Residence (Pro)

Things that I found great for dorm students is the freedom. They could go wherever whenever because there was no one to call or check in with. This makes it much easier to go out, travel, spend time with friends, etc. Also cooking your own food can be great, especially from my perspective. I’ve gained 10 pounds of extra weight here in Japan. Half from biking/ hiking muscle and half fat.  It would have been much easier to maintain my weight if I could cook by myself and work out whenever I wanted to. There’s also the extra added benefit of not having to maintain room cleanliness and keeping to Japanese home customs. The dorm is much more chill and your room can be as messy as you’d like.

Residence (Con)

The dorm students can sometimes lack speaking abilities. I’ve heard from multiple friends that they do not really need their Japanese on a day-to-day basis like I do. Therefor it’s much easier for them to slip under that Japan radar and not use Japanese anywhere but in class. This can make language learning difficult. Also you lose connections. Having a home-stay family means having a person/reason to return to Japan. It gives you connection on the other side of the world that you may want to use on a later date. I don’t think you make as many long-lasting connections with Japanese people in the dorms. Maybe you make connections with other study abroad students, but not as much with Japanese people. And I think the reason I was more able to branch out and meet Japanese friends was because of my home stay and my ability to be more comfortable around the Japanese culture.

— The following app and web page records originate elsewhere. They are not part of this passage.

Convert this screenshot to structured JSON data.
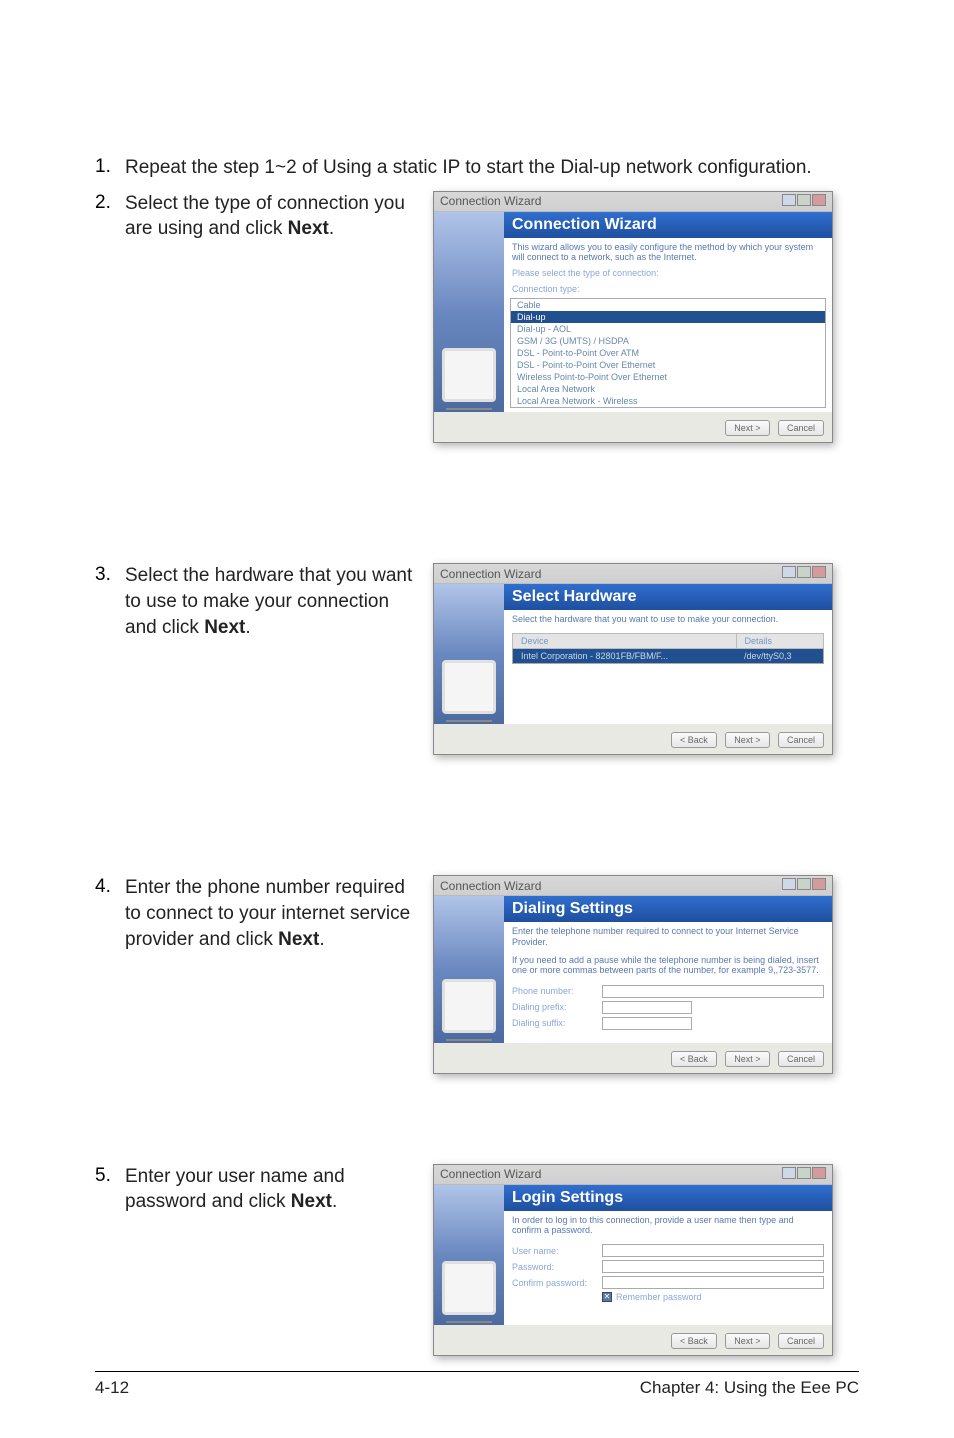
{
  "steps": [
    {
      "num": "1.",
      "text_pre": "Repeat the step 1~2 of Using a static IP to start the Dial-up network configuration."
    },
    {
      "num": "2.",
      "text_pre": "Select the type of connection you are using and click ",
      "bold": "Next",
      "text_post": "."
    },
    {
      "num": "3.",
      "text_pre": "Select the hardware that you want to use to make your connection and click ",
      "bold": "Next",
      "text_post": "."
    },
    {
      "num": "4.",
      "text_pre": "Enter the phone number required to connect to your internet service provider and click ",
      "bold": "Next",
      "text_post": "."
    },
    {
      "num": "5.",
      "text_pre": "Enter your user name and password and click ",
      "bold": "Next",
      "text_post": "."
    }
  ],
  "dlg2": {
    "title": "Connection Wizard",
    "header": "Connection Wizard",
    "desc": "This wizard allows you to easily configure the method by which your system will connect to a network, such as the Internet.",
    "sub": "Please select the type of connection:",
    "type_label": "Connection type:",
    "items": [
      "Cable",
      "Dial-up",
      "Dial-up - AOL",
      "GSM / 3G (UMTS) / HSDPA",
      "DSL - Point-to-Point Over ATM",
      "DSL - Point-to-Point Over Ethernet",
      "Wireless Point-to-Point Over Ethernet",
      "Local Area Network",
      "Local Area Network - Wireless"
    ],
    "sel_index": 1,
    "btn_next": "Next >",
    "btn_cancel": "Cancel"
  },
  "dlg3": {
    "title": "Connection Wizard",
    "header": "Select Hardware",
    "desc": "Select the hardware that you want to use to make your connection.",
    "col1": "Device",
    "col2": "Details",
    "row_device": "Intel Corporation - 82801FB/FBM/F...",
    "row_details": "/dev/ttyS0,3",
    "btn_back": "< Back",
    "btn_next": "Next >",
    "btn_cancel": "Cancel"
  },
  "dlg4": {
    "title": "Connection Wizard",
    "header": "Dialing Settings",
    "desc": "Enter the telephone number required to connect to your Internet Service Provider.",
    "desc2": "If you need to add a pause while the telephone number is being dialed, insert one or more commas between parts of the number, for example 9,,723-3577.",
    "lbl_phone": "Phone number:",
    "lbl_prefix": "Dialing prefix:",
    "lbl_suffix": "Dialing suffix:",
    "btn_back": "< Back",
    "btn_next": "Next >",
    "btn_cancel": "Cancel"
  },
  "dlg5": {
    "title": "Connection Wizard",
    "header": "Login Settings",
    "desc": "In order to log in to this connection, provide a user name then type and confirm a password.",
    "lbl_user": "User name:",
    "lbl_pass": "Password:",
    "lbl_conf": "Confirm password:",
    "cb": "Remember password",
    "btn_back": "< Back",
    "btn_next": "Next >",
    "btn_cancel": "Cancel"
  },
  "footer": {
    "left": "4-12",
    "right": "Chapter 4: Using the Eee PC"
  }
}
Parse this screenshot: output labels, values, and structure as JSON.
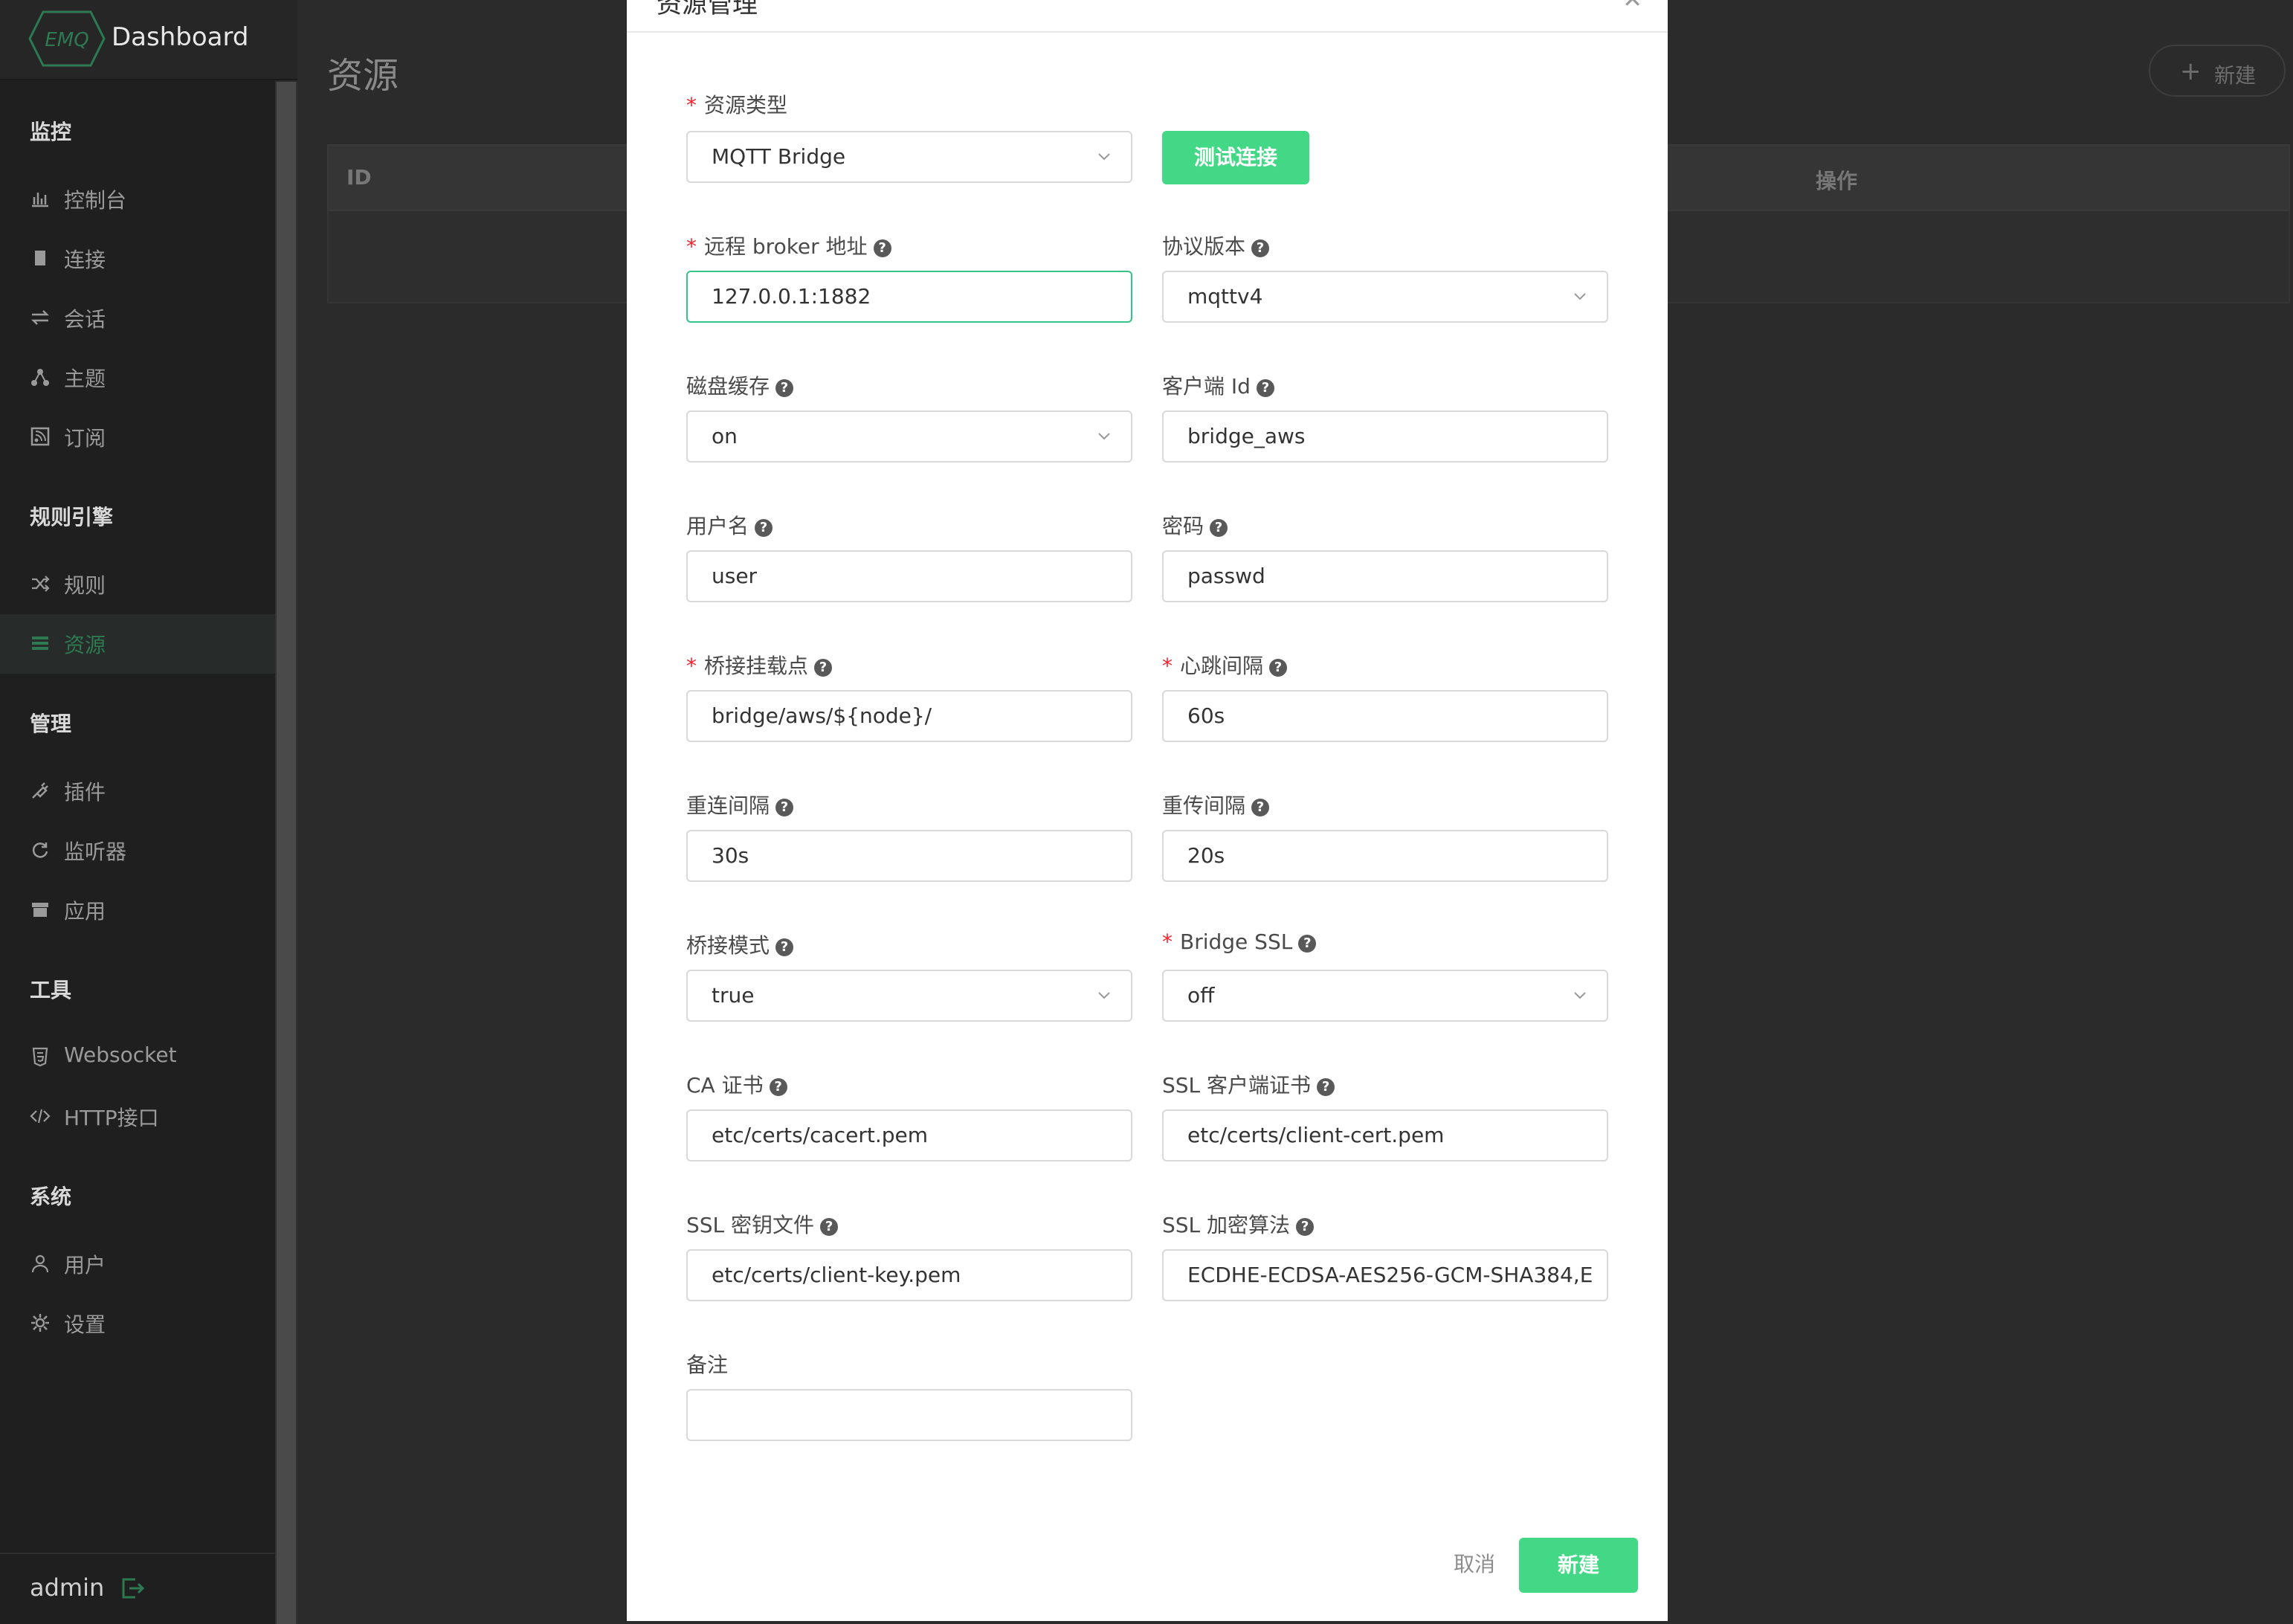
{
  "app": {
    "title": "Dashboard",
    "logo_text": "EMQ"
  },
  "sidebar": {
    "groups": [
      {
        "title": "监控",
        "items": [
          {
            "label": "控制台",
            "icon": "bar-chart-icon"
          },
          {
            "label": "连接",
            "icon": "document-icon"
          },
          {
            "label": "会话",
            "icon": "swap-icon"
          },
          {
            "label": "主题",
            "icon": "topic-icon"
          },
          {
            "label": "订阅",
            "icon": "rss-icon"
          }
        ]
      },
      {
        "title": "规则引擎",
        "items": [
          {
            "label": "规则",
            "icon": "shuffle-icon"
          },
          {
            "label": "资源",
            "icon": "list-icon",
            "active": true
          }
        ]
      },
      {
        "title": "管理",
        "items": [
          {
            "label": "插件",
            "icon": "plug-icon"
          },
          {
            "label": "监听器",
            "icon": "refresh-icon"
          },
          {
            "label": "应用",
            "icon": "archive-icon"
          }
        ]
      },
      {
        "title": "工具",
        "items": [
          {
            "label": "Websocket",
            "icon": "html5-icon"
          },
          {
            "label": "HTTP接口",
            "icon": "code-icon"
          }
        ]
      },
      {
        "title": "系统",
        "items": [
          {
            "label": "用户",
            "icon": "user-icon"
          },
          {
            "label": "设置",
            "icon": "gear-icon"
          }
        ]
      }
    ],
    "footer": {
      "user": "admin"
    }
  },
  "page": {
    "title": "资源",
    "new_button": "新建",
    "table_headers": {
      "id": "ID",
      "actions": "操作"
    }
  },
  "modal": {
    "title": "资源管理",
    "test_button": "测试连接",
    "cancel_button": "取消",
    "submit_button": "新建",
    "fields": {
      "resource_type": {
        "label": "资源类型",
        "value": "MQTT Bridge"
      },
      "broker_address": {
        "label": "远程 broker 地址",
        "value": "127.0.0.1:1882"
      },
      "protocol_version": {
        "label": "协议版本",
        "value": "mqttv4"
      },
      "disk_cache": {
        "label": "磁盘缓存",
        "value": "on"
      },
      "client_id": {
        "label": "客户端 Id",
        "value": "bridge_aws"
      },
      "username": {
        "label": "用户名",
        "value": "user"
      },
      "password": {
        "label": "密码",
        "value": "passwd"
      },
      "mountpoint": {
        "label": "桥接挂载点",
        "value": "bridge/aws/${node}/"
      },
      "keepalive": {
        "label": "心跳间隔",
        "value": "60s"
      },
      "reconnect_interval": {
        "label": "重连间隔",
        "value": "30s"
      },
      "retry_interval": {
        "label": "重传间隔",
        "value": "20s"
      },
      "bridge_mode": {
        "label": "桥接模式",
        "value": "true"
      },
      "bridge_ssl": {
        "label": "Bridge SSL",
        "value": "off"
      },
      "ca_cert": {
        "label": "CA 证书",
        "value": "etc/certs/cacert.pem"
      },
      "client_cert": {
        "label": "SSL 客户端证书",
        "value": "etc/certs/client-cert.pem"
      },
      "key_file": {
        "label": "SSL 密钥文件",
        "value": "etc/certs/client-key.pem"
      },
      "ciphers": {
        "label": "SSL 加密算法",
        "value": "ECDHE-ECDSA-AES256-GCM-SHA384,E"
      },
      "description": {
        "label": "备注",
        "value": ""
      }
    }
  },
  "colors": {
    "accent": "#42d885",
    "required": "#f5222d",
    "active_nav": "#2d7a52"
  }
}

I think you need a mixture of both familiarity and cultural submersion in study abroad. Having both American and Japanese friends can really mold a study abroad experience into a great, long-lasting memory.  Choosing which option to take is hard, but from what I have seen as long as you are open to a new adventure, you will be happy with what ever decision made.